We thank Dario Sierra for his insightful comments on exponential decays. Ministerio de Economía y Competitividad (Ministry of Economy and Competitiveness) - Predoctoral Fellowship [Beccari] Ikerbasque, Basque Foundation for Science - Postdoctoral Fellow [Valero] Ministerio de Economía y Competitividad (Ministry of Economy and Competitiveness) - BFU2015-66689 [Sierra] Ministerio de Economía y Competitividad (Ministry of Economy and Competitiveness) - RYC-2013-12817 [Sierra] Ikerbasque, Basque Foundation for Science - Start-Up [Sierra] Fundación BBVA (BBVA Foundation) - IN[16]_BBM_BAS_0260 [Sierra] Eusko Jaurlaritza (Basque Government) - PI_2016_1_0011 [Sierra].

Author information

Author notes

  1. Sol Beccari and Jorge Valero contributed equally to this work.


  1. Achucarro Basque Center for Neuroscience, Leioa, Bizkaia, Spain

    • Sol Beccari
    • , Jorge Valero
    •  & Amanda Sierra
  2. University of the Basque Country UPV/EHU, Leioa, Bizkaia, Spain

    • Sol Beccari
    •  & Amanda Sierra
  3. Ikerbasque Foundation, Bilbao, Bizkaia, Spain

    • Jorge Valero
    •  & Amanda Sierra
  4. Jan and Dan Duncan Neurological Research Institute at Texas Children’s Hospital, Baylor College of Medicine, Houston, TX, USA

    • Mirjana Maletic-Savatic

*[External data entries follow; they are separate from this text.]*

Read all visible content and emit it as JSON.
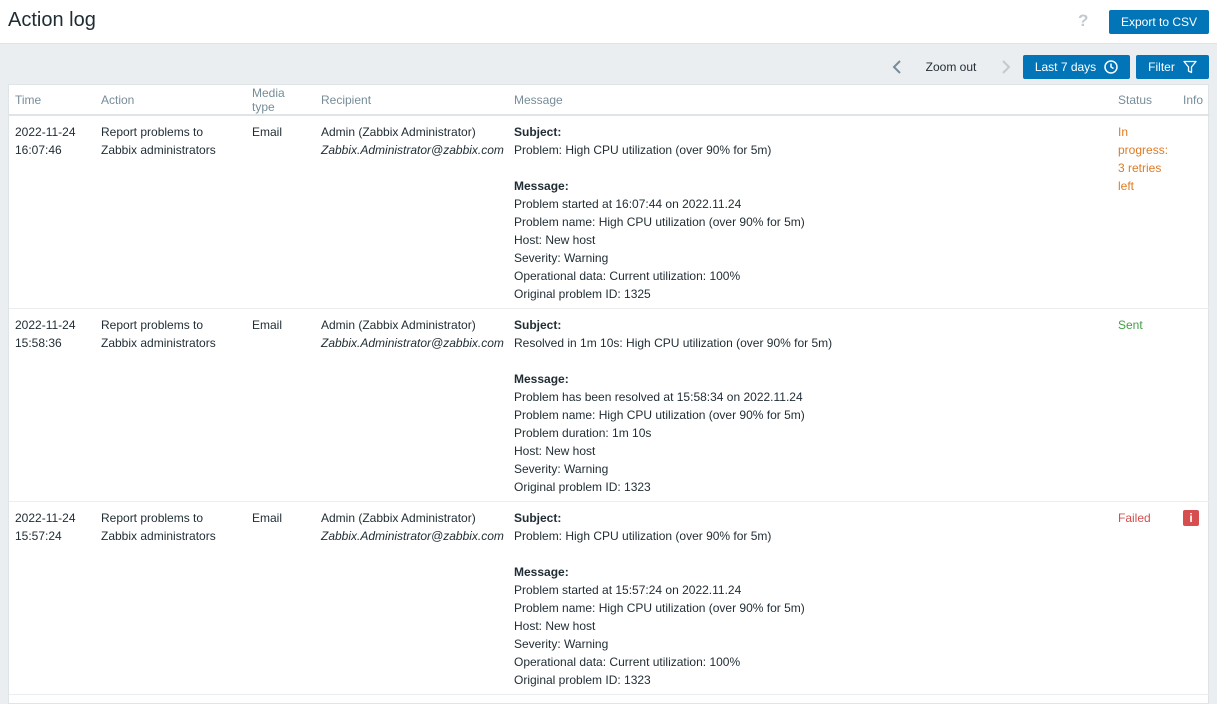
{
  "header": {
    "title": "Action log",
    "help_symbol": "?",
    "export_label": "Export to CSV"
  },
  "toolbar": {
    "zoom_label": "Zoom out",
    "period_label": "Last 7 days",
    "filter_label": "Filter"
  },
  "table": {
    "columns": [
      "Time",
      "Action",
      "Media type",
      "Recipient",
      "Message",
      "Status",
      "Info"
    ],
    "rows": [
      {
        "date": "2022-11-24",
        "time": "16:07:46",
        "action_line1": "Report problems to",
        "action_line2": "Zabbix administrators",
        "media_type": "Email",
        "recipient_name": "Admin (Zabbix Administrator)",
        "recipient_email": "Zabbix.Administrator@zabbix.com",
        "subject_label": "Subject:",
        "subject": "Problem: High CPU utilization (over 90% for 5m)",
        "message_label": "Message:",
        "message_lines": [
          "Problem started at 16:07:44 on 2022.11.24",
          "Problem name: High CPU utilization (over 90% for 5m)",
          "Host: New host",
          "Severity: Warning",
          "Operational data: Current utilization: 100%",
          "Original problem ID: 1325"
        ],
        "status": "In progress: 3 retries left"
      },
      {
        "date": "2022-11-24",
        "time": "15:58:36",
        "action_line1": "Report problems to",
        "action_line2": "Zabbix administrators",
        "media_type": "Email",
        "recipient_name": "Admin (Zabbix Administrator)",
        "recipient_email": "Zabbix.Administrator@zabbix.com",
        "subject_label": "Subject:",
        "subject": "Resolved in 1m 10s: High CPU utilization (over 90% for 5m)",
        "message_label": "Message:",
        "message_lines": [
          "Problem has been resolved at 15:58:34 on 2022.11.24",
          "Problem name: High CPU utilization (over 90% for 5m)",
          "Problem duration: 1m 10s",
          "Host: New host",
          "Severity: Warning",
          "Original problem ID: 1323"
        ],
        "status": "Sent"
      },
      {
        "date": "2022-11-24",
        "time": "15:57:24",
        "action_line1": "Report problems to",
        "action_line2": "Zabbix administrators",
        "media_type": "Email",
        "recipient_name": "Admin (Zabbix Administrator)",
        "recipient_email": "Zabbix.Administrator@zabbix.com",
        "subject_label": "Subject:",
        "subject": "Problem: High CPU utilization (over 90% for 5m)",
        "message_label": "Message:",
        "message_lines": [
          "Problem started at 15:57:24 on 2022.11.24",
          "Problem name: High CPU utilization (over 90% for 5m)",
          "Host: New host",
          "Severity: Warning",
          "Operational data: Current utilization: 100%",
          "Original problem ID: 1323"
        ],
        "status": "Failed",
        "info_icon_glyph": "i"
      }
    ]
  },
  "colors": {
    "primary": "#0275b8",
    "in_progress": "#e07b23",
    "sent": "#429e47",
    "failed": "#d64e4e"
  },
  "icons": {
    "help": "help-icon",
    "prev": "chevron-left-icon",
    "next": "chevron-right-icon",
    "clock": "clock-icon",
    "filter": "filter-icon",
    "info": "info-icon"
  }
}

  1. Search for Sol Beccari in:

  2. Search for Jorge Valero in:

  3. Search for Mirjana Maletic-Savatic in:

  4. Search for Amanda Sierra in:


S.B. performed all in vivo experiments. J.V. performed the simulation analysis. M.S. contributed with data published by her lab. A.S. conceived the project and analyzed the data. All authors wrote the manuscript.

Competing Interests

The authors declare that they have no competing interests.

Corresponding author

Correspondence to Amanda Sierra.

Electronic supplementary material

About this article

Publication history






By submitting a comment you agree to abide by our Terms and Community Guidelines. If you find something abusive or that does not comply with our terms or guidelines please flag it as inappropriate.